When I describe Finnish people to others, I usually just say that we’re quiet or shy. I don’t personally really think that, but compared to other nations we really seem like it. But I think what really defines us more than “quiet” is “honest”. There’s no need for courtesies or small talk: we just say what we have to say and that’s it. It might come across as shy, quiet or reserved but to me it’s all I need. The concept of small talk was so unfamiliar to me that I’ve really had to put my back into learning it! I still struggle with it from time to time. It’s also hard to tell sometimes if a foreign person is qenuinely interested in talking with me or if it’s just small talk. Usually with Finns I don’t have to worry about that, which is relieving. If somebody asks you how you’re doing and you answer with how you actually feel, it’s only normal and even expected.

Even though the way Finnish people speak can be a little short on words, our language is really versatile. It’s wonderful that a lot of Finnish people can speak many different languages beside Finnish, but sometimes I wonder if others have noticed the beauty of their own language. I find constant joy in all the wonderful little phrases and words that have gained their meaning in the older times but which are still used today. Sometimes while talking I realize what the words we use actually mean. For example “marraskuu” means “November”, but what it literally means is “moon of the dead”, but you never really stop to think about it!

To me Finnishness culminates in how our language could bend into so much to best fit what we’re feeling inside and yet we choose to say so little. Only the necessities.

That… And the completely bright nightless nights when you can just sit on a dock watching insects fly over a lake, hear a faint cuckoo from the forest and smell the smoke coming from the chimney of a sauna. That too.

Summer in Finland, view of a lake

Finnishness

Even though we often joke about “it’s like winning in the lottery to be born in Finland”, I think we really are the winners.

Something I really appreciate in Finland is our nature. It doesn’t matter where you live, you can always find a forest in a short walk. Walking in the nature is so calming and peaceful. Many people have their own summer cottages, where people spend a lot of time during summer. They swim, goes to sauna, grill and just chill.

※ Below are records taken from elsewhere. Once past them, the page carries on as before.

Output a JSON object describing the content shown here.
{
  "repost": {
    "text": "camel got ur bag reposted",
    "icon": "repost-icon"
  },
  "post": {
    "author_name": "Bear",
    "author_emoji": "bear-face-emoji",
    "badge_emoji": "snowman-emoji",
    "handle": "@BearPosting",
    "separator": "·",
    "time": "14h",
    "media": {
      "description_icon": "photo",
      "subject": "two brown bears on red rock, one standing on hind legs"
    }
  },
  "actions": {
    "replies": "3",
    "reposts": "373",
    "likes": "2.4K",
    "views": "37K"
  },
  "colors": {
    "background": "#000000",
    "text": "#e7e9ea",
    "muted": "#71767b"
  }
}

During winter, it’s really popular that people go to public saunas, sit butt next to butt each other and go to ice swimming. For foreigner it might feel strange, but for most of the Finns it feels really good and feel very Finnish. It’s funny though how Finns are absolutely fine sitting very close to each other in sauna naked, but in bus stop they stand at least one meter from each other in fully clothes. 😀